Thursday, March 7, 2013

Chapter 9 QTC

How would you define successful mastery of your lesson objectives from a behavioral view of learning?
The behavioral view of learning can include people's behaviors being the result of their experiences with the environment, a change in their behavior, and forming associations among stimuli and responses (Ormrod 286). In general, behavior occurs from past experiences and how students react to those experiences. This is also when someone wants to achieve or avoid something, and it is followed by a punishment or reward. 
If my student's skills on a task improve, I will see how their performance of the task might improve if they remember how they did it before, or what they did wrong. I might also be able to tell if there has been successful mastery of lesson objectives if my students are able to stay on task and there aren't as many classroom distractions. I would be able to assume they have learned because they would not feel the need to "master" it anymore. They have also learned because they might act as if they do not need as much help from me, or their behavior changes so that they are not working with or relying on their peers as much. 
This image really helped me understand and remember what behaviorism means. What I take from this image is that people, or even animals will perform certain behaviors to achieve their intended objective. The mouse would climb on top of a lever to ring a buzzer, which would in turn provide him with food.  

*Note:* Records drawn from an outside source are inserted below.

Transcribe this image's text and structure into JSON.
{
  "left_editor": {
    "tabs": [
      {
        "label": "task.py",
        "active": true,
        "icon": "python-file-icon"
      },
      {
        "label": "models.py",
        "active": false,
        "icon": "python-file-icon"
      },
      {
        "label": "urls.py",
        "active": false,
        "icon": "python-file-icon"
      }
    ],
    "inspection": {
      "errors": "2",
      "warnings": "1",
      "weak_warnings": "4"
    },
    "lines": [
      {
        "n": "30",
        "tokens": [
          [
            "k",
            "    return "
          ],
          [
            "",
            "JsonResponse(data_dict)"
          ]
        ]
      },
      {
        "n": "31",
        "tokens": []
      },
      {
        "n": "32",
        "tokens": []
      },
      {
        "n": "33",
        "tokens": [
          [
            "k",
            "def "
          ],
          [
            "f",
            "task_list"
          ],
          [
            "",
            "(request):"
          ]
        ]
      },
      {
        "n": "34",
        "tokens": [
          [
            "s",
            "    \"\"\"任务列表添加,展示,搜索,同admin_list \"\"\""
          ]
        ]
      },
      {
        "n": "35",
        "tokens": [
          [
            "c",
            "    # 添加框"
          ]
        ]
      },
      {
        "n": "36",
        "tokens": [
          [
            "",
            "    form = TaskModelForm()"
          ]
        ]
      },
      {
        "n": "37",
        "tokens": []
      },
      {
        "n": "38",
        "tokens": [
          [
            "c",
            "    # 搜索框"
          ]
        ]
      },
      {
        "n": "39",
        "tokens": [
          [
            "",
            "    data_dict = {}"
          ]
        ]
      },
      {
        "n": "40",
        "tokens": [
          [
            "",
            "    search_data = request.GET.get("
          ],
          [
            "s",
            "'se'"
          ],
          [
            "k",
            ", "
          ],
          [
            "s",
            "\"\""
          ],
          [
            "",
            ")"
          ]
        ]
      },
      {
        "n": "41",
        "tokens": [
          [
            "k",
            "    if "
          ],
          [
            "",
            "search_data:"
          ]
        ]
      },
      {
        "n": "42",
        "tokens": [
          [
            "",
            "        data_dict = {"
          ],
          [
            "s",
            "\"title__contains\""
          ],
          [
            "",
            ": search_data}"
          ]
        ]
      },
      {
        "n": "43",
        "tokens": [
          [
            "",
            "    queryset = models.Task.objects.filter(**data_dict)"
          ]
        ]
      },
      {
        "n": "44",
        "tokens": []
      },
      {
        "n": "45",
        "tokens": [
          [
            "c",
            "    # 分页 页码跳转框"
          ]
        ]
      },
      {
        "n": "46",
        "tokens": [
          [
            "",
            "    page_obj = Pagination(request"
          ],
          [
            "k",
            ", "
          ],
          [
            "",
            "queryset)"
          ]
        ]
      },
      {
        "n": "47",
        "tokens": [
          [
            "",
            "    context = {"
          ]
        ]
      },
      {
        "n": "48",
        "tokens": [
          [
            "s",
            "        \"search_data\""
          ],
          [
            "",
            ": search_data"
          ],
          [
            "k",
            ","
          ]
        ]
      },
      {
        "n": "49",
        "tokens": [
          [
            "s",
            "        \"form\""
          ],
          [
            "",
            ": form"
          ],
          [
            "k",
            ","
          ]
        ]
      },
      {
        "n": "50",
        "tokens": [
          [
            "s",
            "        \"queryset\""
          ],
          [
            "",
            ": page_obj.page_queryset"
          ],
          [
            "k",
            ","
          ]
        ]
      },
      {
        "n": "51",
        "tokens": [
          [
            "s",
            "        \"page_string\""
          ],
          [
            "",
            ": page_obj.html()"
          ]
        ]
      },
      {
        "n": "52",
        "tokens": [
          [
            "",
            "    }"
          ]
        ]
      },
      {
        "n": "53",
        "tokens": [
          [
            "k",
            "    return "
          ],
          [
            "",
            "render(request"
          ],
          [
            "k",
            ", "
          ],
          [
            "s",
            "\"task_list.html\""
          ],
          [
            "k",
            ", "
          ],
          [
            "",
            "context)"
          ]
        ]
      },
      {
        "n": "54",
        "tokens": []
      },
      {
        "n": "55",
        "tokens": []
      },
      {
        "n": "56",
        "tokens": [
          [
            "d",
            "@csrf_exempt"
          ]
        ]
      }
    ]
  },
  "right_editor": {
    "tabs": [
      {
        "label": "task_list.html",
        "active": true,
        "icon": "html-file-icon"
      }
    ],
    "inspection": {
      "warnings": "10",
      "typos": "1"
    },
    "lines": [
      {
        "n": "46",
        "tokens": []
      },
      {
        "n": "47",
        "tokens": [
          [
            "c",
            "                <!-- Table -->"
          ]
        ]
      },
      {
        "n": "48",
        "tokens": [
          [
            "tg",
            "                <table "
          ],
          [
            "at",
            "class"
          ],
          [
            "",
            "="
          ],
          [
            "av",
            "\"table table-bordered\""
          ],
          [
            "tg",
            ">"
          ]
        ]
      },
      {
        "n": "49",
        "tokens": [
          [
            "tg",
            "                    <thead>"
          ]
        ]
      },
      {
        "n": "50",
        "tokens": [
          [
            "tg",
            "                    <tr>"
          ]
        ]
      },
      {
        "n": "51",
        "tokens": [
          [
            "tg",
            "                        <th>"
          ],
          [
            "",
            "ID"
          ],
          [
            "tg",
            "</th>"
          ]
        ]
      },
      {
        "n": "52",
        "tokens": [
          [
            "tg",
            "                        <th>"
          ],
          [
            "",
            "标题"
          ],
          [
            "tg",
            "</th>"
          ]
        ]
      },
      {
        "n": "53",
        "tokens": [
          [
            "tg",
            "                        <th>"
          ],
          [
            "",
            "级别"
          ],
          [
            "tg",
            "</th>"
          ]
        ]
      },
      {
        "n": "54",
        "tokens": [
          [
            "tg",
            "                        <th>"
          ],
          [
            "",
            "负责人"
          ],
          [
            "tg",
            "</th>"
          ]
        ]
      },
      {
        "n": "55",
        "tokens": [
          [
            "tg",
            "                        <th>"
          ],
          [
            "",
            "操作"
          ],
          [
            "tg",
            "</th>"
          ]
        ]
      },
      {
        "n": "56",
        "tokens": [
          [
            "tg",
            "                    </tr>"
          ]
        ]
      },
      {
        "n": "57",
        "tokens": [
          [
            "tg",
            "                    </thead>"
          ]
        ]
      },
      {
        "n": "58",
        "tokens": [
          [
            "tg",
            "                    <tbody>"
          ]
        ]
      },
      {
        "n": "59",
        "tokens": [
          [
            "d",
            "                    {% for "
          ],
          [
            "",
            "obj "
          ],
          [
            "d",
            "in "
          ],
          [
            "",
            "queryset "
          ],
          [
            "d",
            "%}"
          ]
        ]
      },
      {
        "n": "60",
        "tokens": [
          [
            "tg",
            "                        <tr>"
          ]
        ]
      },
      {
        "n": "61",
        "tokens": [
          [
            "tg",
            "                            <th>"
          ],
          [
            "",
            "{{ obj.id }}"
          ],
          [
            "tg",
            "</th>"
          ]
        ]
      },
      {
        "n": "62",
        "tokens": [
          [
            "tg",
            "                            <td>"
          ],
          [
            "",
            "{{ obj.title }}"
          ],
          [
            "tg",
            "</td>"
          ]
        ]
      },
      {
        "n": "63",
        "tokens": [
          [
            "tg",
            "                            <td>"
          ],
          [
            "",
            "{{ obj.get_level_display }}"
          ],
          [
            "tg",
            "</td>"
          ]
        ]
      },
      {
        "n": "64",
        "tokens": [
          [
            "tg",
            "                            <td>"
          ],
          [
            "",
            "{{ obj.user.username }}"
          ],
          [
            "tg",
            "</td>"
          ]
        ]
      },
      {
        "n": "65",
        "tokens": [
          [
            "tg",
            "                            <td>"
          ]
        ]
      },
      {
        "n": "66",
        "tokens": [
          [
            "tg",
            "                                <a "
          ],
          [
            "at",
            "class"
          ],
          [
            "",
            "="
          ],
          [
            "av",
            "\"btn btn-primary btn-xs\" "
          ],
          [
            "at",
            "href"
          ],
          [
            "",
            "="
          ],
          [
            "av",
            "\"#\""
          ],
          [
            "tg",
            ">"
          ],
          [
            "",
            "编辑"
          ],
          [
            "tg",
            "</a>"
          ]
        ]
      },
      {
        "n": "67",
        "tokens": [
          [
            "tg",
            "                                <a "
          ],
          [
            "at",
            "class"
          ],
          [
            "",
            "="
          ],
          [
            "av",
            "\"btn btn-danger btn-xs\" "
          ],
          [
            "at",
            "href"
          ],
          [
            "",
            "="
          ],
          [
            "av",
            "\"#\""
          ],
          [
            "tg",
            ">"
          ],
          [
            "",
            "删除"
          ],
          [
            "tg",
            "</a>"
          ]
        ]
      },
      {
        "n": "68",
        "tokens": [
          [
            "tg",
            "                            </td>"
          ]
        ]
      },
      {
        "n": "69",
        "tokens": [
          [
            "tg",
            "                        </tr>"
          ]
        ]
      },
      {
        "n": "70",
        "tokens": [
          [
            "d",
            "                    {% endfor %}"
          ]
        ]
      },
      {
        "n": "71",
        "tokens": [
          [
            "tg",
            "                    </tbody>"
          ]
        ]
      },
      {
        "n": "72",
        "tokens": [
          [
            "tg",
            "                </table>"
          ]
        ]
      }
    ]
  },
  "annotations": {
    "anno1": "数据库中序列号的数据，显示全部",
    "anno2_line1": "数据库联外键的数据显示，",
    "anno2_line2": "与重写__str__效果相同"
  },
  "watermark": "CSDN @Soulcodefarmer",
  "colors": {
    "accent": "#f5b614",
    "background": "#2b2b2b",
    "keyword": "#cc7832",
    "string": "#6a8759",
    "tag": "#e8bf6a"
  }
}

Consider your CSEL intervention case study.  Are there tools from a behaviorist view for either encouraging productive behaviors or discouraging undesirable behaviors that you could apply to the case?  What are they?
In my middle school case study, Cherie is the "behavior problem" in my classroom. Cherie does things like trip other students, makes rude noises, and interrupts other students while they are talking. This is undesirable behavior in my classroom, and there are important steps I would have to take to discourage her behavior. First, I would have the point the behavior out to Cherie and her parents. We would then have to come up with a solution about how we are going to resolve the problem. It is obvious that Cherie is not engaged in the lessons, nor does she want to learn. She knows that if she misbehaves, she will in turn have other classmate's attention which will then interrupt my lesson. Cherie knows I will have to stop my lesson in order to acknowledge her behavior. To discourage Cherie's behavior, one step that I could take would be to separate her from her classmates and put her by my desk. This is taking away her opportunity to collaborate and learn with other peers, and also know that I will always have an eye on her work and behavior. A way I could encourage productive behavior is to give those students who are paying attention and working a reward. This could come in the form of food, free time, sending nice notes home, etc.The other students who are joining in class interruption with laughter may not be inclined to do so if they know they will be rewarded for staying on task. Also,  if Cherie noticed her classmates receiving these awards for their good behavior, that may be an incentive for her to behave the same way. 


  1. Shelby,

    You said, "Behavior occurs from past experiences and how students react to those experiences." I really like this statement. It is so true. We have to understand as teachers that students will all have experienced things differently, as well as reacted to what they have experienced differently. We have to be prepared for the variations we will deal with within the classroom setting.

  2. I did like the idea of moving her closer to your desk, but if she is distracting the class wanting attention in general would you consider giving positive attention in advance? May try to have interactions with her before she can start distracting others and she can still get some attention but in a positive manner.

    Very good points and ideas! Good job!